Los Angeles, California 1951
As an artist growing up in East Los Angeles, Valdez was the only Chicana in the conceptual performance group Asco (Spanish for nausea). Valdez is a multitalented artist in several media, including performance and conceptual art, installations, murals, fashion design, collage, photography, easel painting, and set design. Her painted domestic interiors often function as self-portraits—intimate glimpses into internal thoughts and feelings.
Vibrant, saturated colors electrify this topsy-turvy, magical room, where heavy theatrical curtains frame a wild and energetic scene [The Magic Room, SAAM, 1997.70]. Nothing is stable: carpet patterns swirl like whirlpools, wine glasses topple, chairs tip, rock, and float.

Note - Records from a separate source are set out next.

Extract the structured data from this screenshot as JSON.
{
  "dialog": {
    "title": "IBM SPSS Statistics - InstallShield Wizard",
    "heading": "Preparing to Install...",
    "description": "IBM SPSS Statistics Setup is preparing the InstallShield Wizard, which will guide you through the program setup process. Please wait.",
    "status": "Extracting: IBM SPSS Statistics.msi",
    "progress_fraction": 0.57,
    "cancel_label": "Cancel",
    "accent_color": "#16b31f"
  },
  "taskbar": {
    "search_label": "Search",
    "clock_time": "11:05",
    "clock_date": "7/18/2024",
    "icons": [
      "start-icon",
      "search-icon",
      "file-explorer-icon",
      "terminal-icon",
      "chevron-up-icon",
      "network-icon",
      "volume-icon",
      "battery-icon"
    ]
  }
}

Gymnastic rings swing freely side-to-side, as four balls on their own bounce merrily through the room. The green chair on the left climbs the thick curtain while a blue chair dances sensuously with the table—forks hanging on for dear life. Overall, the effect is dizzying, yet, despite the uneasy perspective, a balance exists between fantasy and reality. As Patssi Valdez has remarked, "My goal is to keep the paintings alive, to give them a sense of movement. I want to evoke a feeling that people just left the room."

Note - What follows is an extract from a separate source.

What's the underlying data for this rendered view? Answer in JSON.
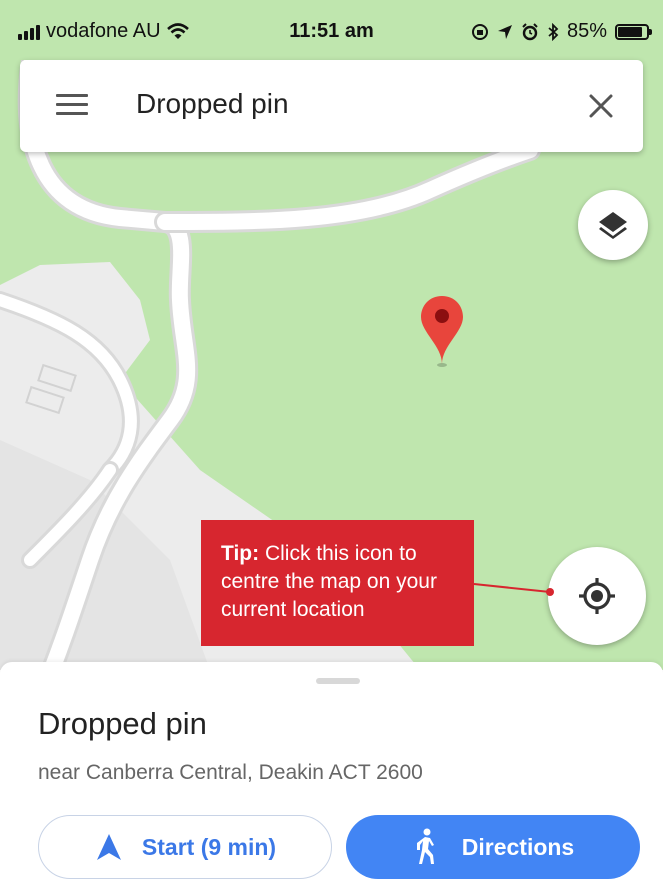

Jonathan Yorba Arte Latino: Treasures from the Smithsonian American Art Museum (New York and Washington, D.C.: Watson-Guptill Publications, in cooperation with the Smithsonian American Art Museum, 2001)